Michell Stevens is an Associate Professor of Education and (by courtesy) Organizational Behavior and Sociology at Stanford, where he also serves as Director of Digital Research and Planning. He studies the organization of US higher education, the quantification of academic performance, and alternative school forms. The author of prize-winning studies of home education and selective college admissions, he currently is writing a book about how US research universities organize research and teaching about the rest of the world. He serves as the third Director of the Scandinavian Consortium for Organizational Research, a cooperative institution that has brought more than 500 scholars to Stanford over a quarter century and catalyzes organizational scholarship worldwide.

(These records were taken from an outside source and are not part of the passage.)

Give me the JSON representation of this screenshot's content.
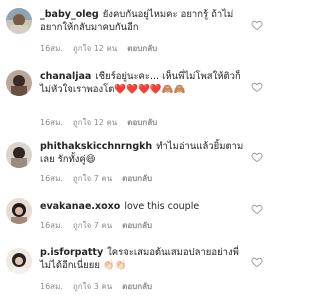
{
  "colors": {
    "text": "#262626",
    "meta": "#8e8e8e",
    "heart_outline": "#9a9a9a",
    "emoji_heart": "#ed4956"
  },
  "comments": [
    {
      "username": "_baby_oleg",
      "text": "ยังคบกันอยู่ไหมคะ อยากรู้ ถ้าไม่อยากให้กลับมาคบกันอีก",
      "time": "16สม.",
      "likes": "ถูกใจ 12 คน",
      "reply": "ตอบกลับ",
      "avatar_icon": "avatar-photo-icon"
    },
    {
      "username": "chanaljaa",
      "text": "เชียร์อยู่นะคะ... เห็นพี่ไม่โพสให้ติวก็ไม่หัวใจเราพองโต❤️❤️❤️❤️🙈🙈",
      "time": "16สม.",
      "likes": "ถูกใจ 12 คน",
      "reply": "ตอบกลับ",
      "avatar_icon": "avatar-photo-icon"
    },
    {
      "username": "phithakskicchnrngkh",
      "text": "ทำไมอ่านแล้วยิ้มตามเลย รักทั้งคู่😄",
      "time": "16สม.",
      "likes": "ถูกใจ 7 คน",
      "reply": "ตอบกลับ",
      "avatar_icon": "avatar-photo-icon"
    },
    {
      "username": "evakanae.xoxo",
      "text": "love this couple",
      "time": "16สม.",
      "likes": "ถูกใจ 7 คน",
      "reply": "ตอบกลับ",
      "avatar_icon": "avatar-photo-icon"
    },
    {
      "username": "p.isforpatty",
      "text": "ใครจะเสมอต้นเสมอปลายอย่างพี่ไม่ได้อีกเนี่ยยย 👏🏻👏🏻",
      "time": "16สม.",
      "likes": "ถูกใจ 3 คน",
      "reply": "ตอบกลับ",
      "avatar_icon": "avatar-photo-icon"
    }
  ]
}
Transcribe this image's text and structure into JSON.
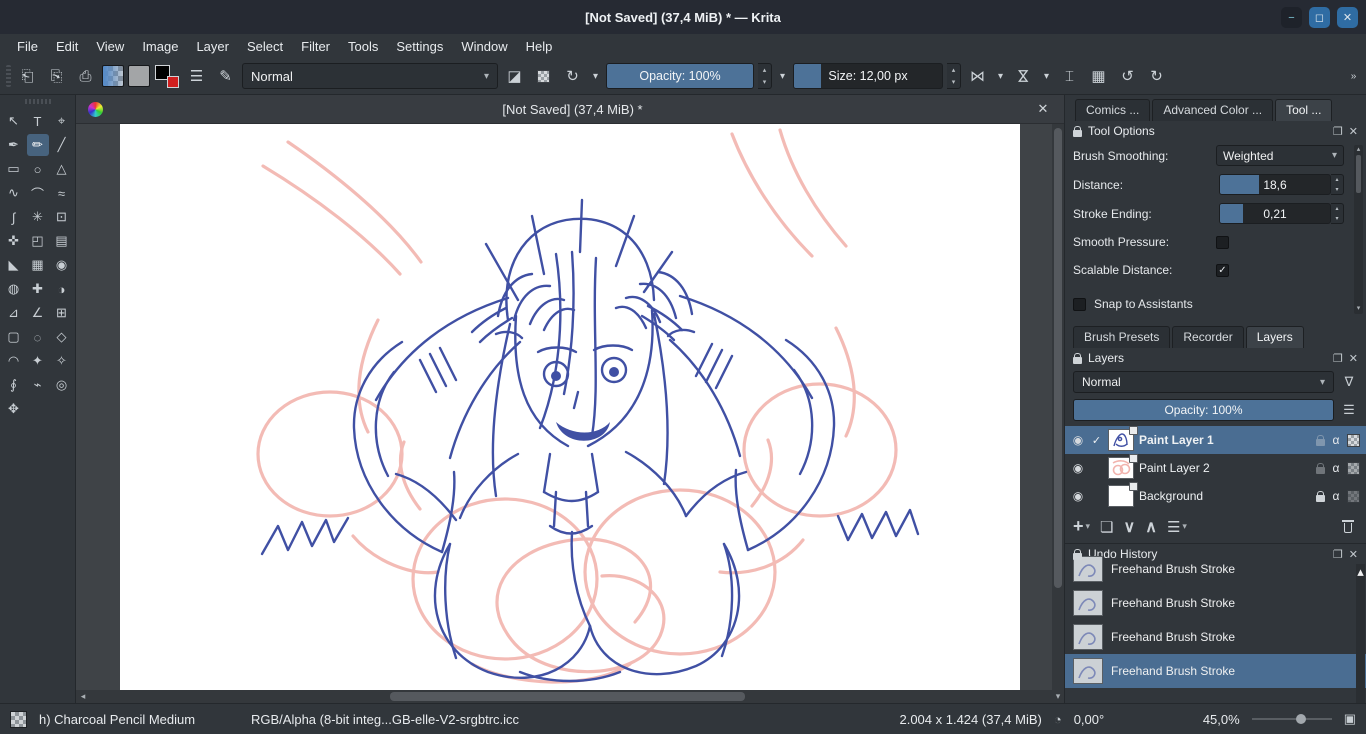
{
  "window": {
    "title": "[Not Saved]  (37,4 MiB) * — Krita"
  },
  "menu": {
    "items": [
      "File",
      "Edit",
      "View",
      "Image",
      "Layer",
      "Select",
      "Filter",
      "Tools",
      "Settings",
      "Window",
      "Help"
    ]
  },
  "toolbar": {
    "blending_mode": "Normal",
    "opacity_label": "Opacity: 100%",
    "size_label": "Size: 12,00 px"
  },
  "canvas": {
    "tab_title": "[Not Saved]  (37,4 MiB) *"
  },
  "toolbox": {
    "tools": [
      {
        "name": "select-shapes",
        "glyph": "↖"
      },
      {
        "name": "text",
        "glyph": "T"
      },
      {
        "name": "edit-shapes",
        "glyph": "⌖"
      },
      {
        "name": "calligraphy",
        "glyph": "✒"
      },
      {
        "name": "freehand-brush",
        "glyph": "✏"
      },
      {
        "name": "line",
        "glyph": "╱"
      },
      {
        "name": "rectangle",
        "glyph": "▭"
      },
      {
        "name": "ellipse",
        "glyph": "○"
      },
      {
        "name": "polygon",
        "glyph": "△"
      },
      {
        "name": "polyline",
        "glyph": "∿"
      },
      {
        "name": "bezier-curve",
        "glyph": "⌒"
      },
      {
        "name": "freehand-path",
        "glyph": "≈"
      },
      {
        "name": "dynamic-brush",
        "glyph": "∫"
      },
      {
        "name": "multibrush",
        "glyph": "✳"
      },
      {
        "name": "transform",
        "glyph": "⊡"
      },
      {
        "name": "move",
        "glyph": "✜"
      },
      {
        "name": "crop",
        "glyph": "◰"
      },
      {
        "name": "gradient",
        "glyph": "▤"
      },
      {
        "name": "color-sampler",
        "glyph": "◣"
      },
      {
        "name": "pattern-edit",
        "glyph": "▦"
      },
      {
        "name": "fill",
        "glyph": "◉"
      },
      {
        "name": "enclose-fill",
        "glyph": "◍"
      },
      {
        "name": "smart-patch",
        "glyph": "✚"
      },
      {
        "name": "colorize-mask",
        "glyph": "◑"
      },
      {
        "name": "assistants",
        "glyph": "⊿"
      },
      {
        "name": "measure",
        "glyph": "∠"
      },
      {
        "name": "reference-images",
        "glyph": "⊞"
      },
      {
        "name": "rect-select",
        "glyph": "▢"
      },
      {
        "name": "ellipse-select",
        "glyph": "◌"
      },
      {
        "name": "polygon-select",
        "glyph": "◇"
      },
      {
        "name": "freehand-select",
        "glyph": "◠"
      },
      {
        "name": "contiguous-select",
        "glyph": "✦"
      },
      {
        "name": "similar-select",
        "glyph": "✧"
      },
      {
        "name": "bezier-select",
        "glyph": "∮"
      },
      {
        "name": "magnetic-select",
        "glyph": "⌁"
      },
      {
        "name": "zoom",
        "glyph": "◎"
      },
      {
        "name": "pan",
        "glyph": "✥"
      }
    ]
  },
  "dockers": {
    "top_tabs": [
      {
        "label": "Comics ..."
      },
      {
        "label": "Advanced Color ..."
      },
      {
        "label": "Tool ..."
      }
    ],
    "tool_options": {
      "title": "Tool Options",
      "rows": [
        {
          "label": "Brush Smoothing:",
          "value": "Weighted"
        },
        {
          "label": "Distance:",
          "value": "18,6"
        },
        {
          "label": "Stroke Ending:",
          "value": "0,21"
        },
        {
          "label": "Smooth Pressure:"
        },
        {
          "label": "Scalable Distance:"
        }
      ],
      "snap_label": "Snap to Assistants"
    },
    "panel_tabs": [
      {
        "label": "Brush Presets"
      },
      {
        "label": "Recorder"
      },
      {
        "label": "Layers"
      }
    ],
    "layers": {
      "title": "Layers",
      "blending_mode": "Normal",
      "opacity_label": "Opacity:  100%",
      "rows": [
        {
          "name": "Paint Layer 1"
        },
        {
          "name": "Paint Layer 2"
        },
        {
          "name": "Background"
        }
      ]
    },
    "undo_history": {
      "title": "Undo History",
      "items": [
        "Freehand Brush Stroke",
        "Freehand Brush Stroke",
        "Freehand Brush Stroke",
        "Freehand Brush Stroke"
      ]
    }
  },
  "statusbar": {
    "brush_name": "h) Charcoal Pencil Medium",
    "color_profile": "RGB/Alpha (8-bit integ...GB-elle-V2-srgbtrc.icc",
    "canvas_size": "2.004 x 1.424 (37,4 MiB)",
    "angle": "0,00°",
    "zoom": "45,0%"
  },
  "colors": {
    "accent": "#4d7298",
    "selection": "#4a6d92",
    "sketch_blue": "#4050a4",
    "sketch_pink": "#f2b4ae"
  },
  "icons": {
    "minimize": "−",
    "maximize": "◻",
    "close": "✕",
    "new_doc": "⎗",
    "open_doc": "⎘",
    "save_doc": "⎙",
    "brush_settings": "☰",
    "brush_preset": "✎",
    "eraser": "◪",
    "reload": "↻",
    "caret_down": "▾",
    "caret_up": "▴",
    "mirror": "⋈",
    "snap": "⌶",
    "grid_view": "▦",
    "undo": "↺",
    "redo": "↻",
    "overflow": "»",
    "float": "❐",
    "close_small": "✕",
    "eye": "◉",
    "check": "✓",
    "alpha": "α",
    "filter_funnel": "∇",
    "hamburger": "☰",
    "add": "+",
    "duplicate": "❏",
    "arrow_down": "∨",
    "arrow_up": "∧",
    "scroll_up": "▴",
    "scroll_down": "▾",
    "scroll_left": "◂",
    "scroll_right": "▸",
    "angle_dial": "◔",
    "canvas_only": "▣"
  }
}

Candace Thille, Assistant Professor of Education, Stanford University
Candace Thille is an Assistant Professor of Education at Stanford’s Graduate School of Education and the founding director of the Open Learning Initiative at Carnegie Mellon University and at Stanford University. Her research focuses on applying results from the learning sciences to the design, implementation, and evaluation of open web-based learning environments.Dr. Thille serves on the board of directors of the Association of American Colleges and Universities; as a fellow of the International Society for Design and Development in Education; on the Assessment 2020 Task Force of the American Board of Internal Medicine; on the advisory council for the Association of American Universities STEM initiative; on the advisory council for the National Science Foundation Directorate for Education and Human Resources. She served on the working group of the President¹s Council of Advisors on Science and Technology (PCAST) that produced the Engage to Excel report and on the U.S. Department of Education working groups, co-authoring The 2010 and 2015 National Education Technology Plans.
Petra Dierkes-Thrun, program committee, steering committee and conference operations coordinator
Petra Dierkes-Thrun's research and teaching interests include the European and transatlantic fin de siècle and modernism (including literature, the visual arts, opera, dance, and film); feminist and queer theory; LGBTQ literary and cultural studies; and digital pedagogy as well as literary theory for the digital age; pedagogically smart uses of technology in teaching, and project-based learning in the Humanities.Petra Dierkes-Thrun serves as an Advisory Editor for Gender and Sexuality Studies at boundary 2 (Duke University Press). She was the Founding Editor of The Latchkey: Journal of New Woman Studies, a peer-reviewed, international scholarly online journal dedicated to the figure of the New Woman in fin-de-siècle and modernist society and culture (Rivendale Press, UK).Petra is also the Director of Interdisciplinary Teaching and Learning for the Office of the Vice Provost for Teaching and Learning.